Dataset rows for apps and sites:
____________
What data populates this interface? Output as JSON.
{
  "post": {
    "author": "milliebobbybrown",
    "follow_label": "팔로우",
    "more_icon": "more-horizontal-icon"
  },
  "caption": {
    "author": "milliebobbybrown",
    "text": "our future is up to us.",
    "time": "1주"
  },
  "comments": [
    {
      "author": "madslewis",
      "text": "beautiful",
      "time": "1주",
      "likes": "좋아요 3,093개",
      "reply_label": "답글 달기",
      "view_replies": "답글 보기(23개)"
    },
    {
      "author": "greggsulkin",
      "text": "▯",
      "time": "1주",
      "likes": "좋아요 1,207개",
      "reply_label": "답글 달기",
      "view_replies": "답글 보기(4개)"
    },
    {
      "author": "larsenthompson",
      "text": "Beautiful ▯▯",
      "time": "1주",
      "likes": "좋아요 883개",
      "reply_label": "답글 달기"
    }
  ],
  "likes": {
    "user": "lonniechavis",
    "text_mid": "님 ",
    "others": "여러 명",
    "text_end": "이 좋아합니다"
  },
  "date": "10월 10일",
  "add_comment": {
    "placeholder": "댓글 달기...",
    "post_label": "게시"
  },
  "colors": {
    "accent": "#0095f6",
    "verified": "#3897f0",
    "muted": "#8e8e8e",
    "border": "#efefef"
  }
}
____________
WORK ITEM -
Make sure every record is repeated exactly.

EXERCISE RESULT -
What data populates this interface? Output as JSON.
{
  "post": {
    "author": "milliebobbybrown",
    "follow_label": "팔로우",
    "more_icon": "more-horizontal-icon"
  },
  "caption": {
    "author": "milliebobbybrown",
    "text": "our future is up to us.",
    "time": "1주"
  },
  "comments": [
    {
      "author": "madslewis",
      "text": "beautiful",
      "time": "1주",
      "likes": "좋아요 3,093개",
      "reply_label": "답글 달기",
      "view_replies": "답글 보기(23개)"
    },
    {
      "author": "greggsulkin",
      "text": "▯",
      "time": "1주",
      "likes": "좋아요 1,207개",
      "reply_label": "답글 달기",
      "view_replies": "답글 보기(4개)"
    },
    {
      "author": "larsenthompson",
      "text": "Beautiful ▯▯",
      "time": "1주",
      "likes": "좋아요 883개",
      "reply_label": "답글 달기"
    }
  ],
  "likes": {
    "user": "lonniechavis",
    "text_mid": "님 ",
    "others": "여러 명",
    "text_end": "이 좋아합니다"
  },
  "date": "10월 10일",
  "add_comment": {
    "placeholder": "댓글 달기...",
    "post_label": "게시"
  },
  "colors": {
    "accent": "#0095f6",
    "verified": "#3897f0",
    "muted": "#8e8e8e",
    "border": "#efefef"
  }
}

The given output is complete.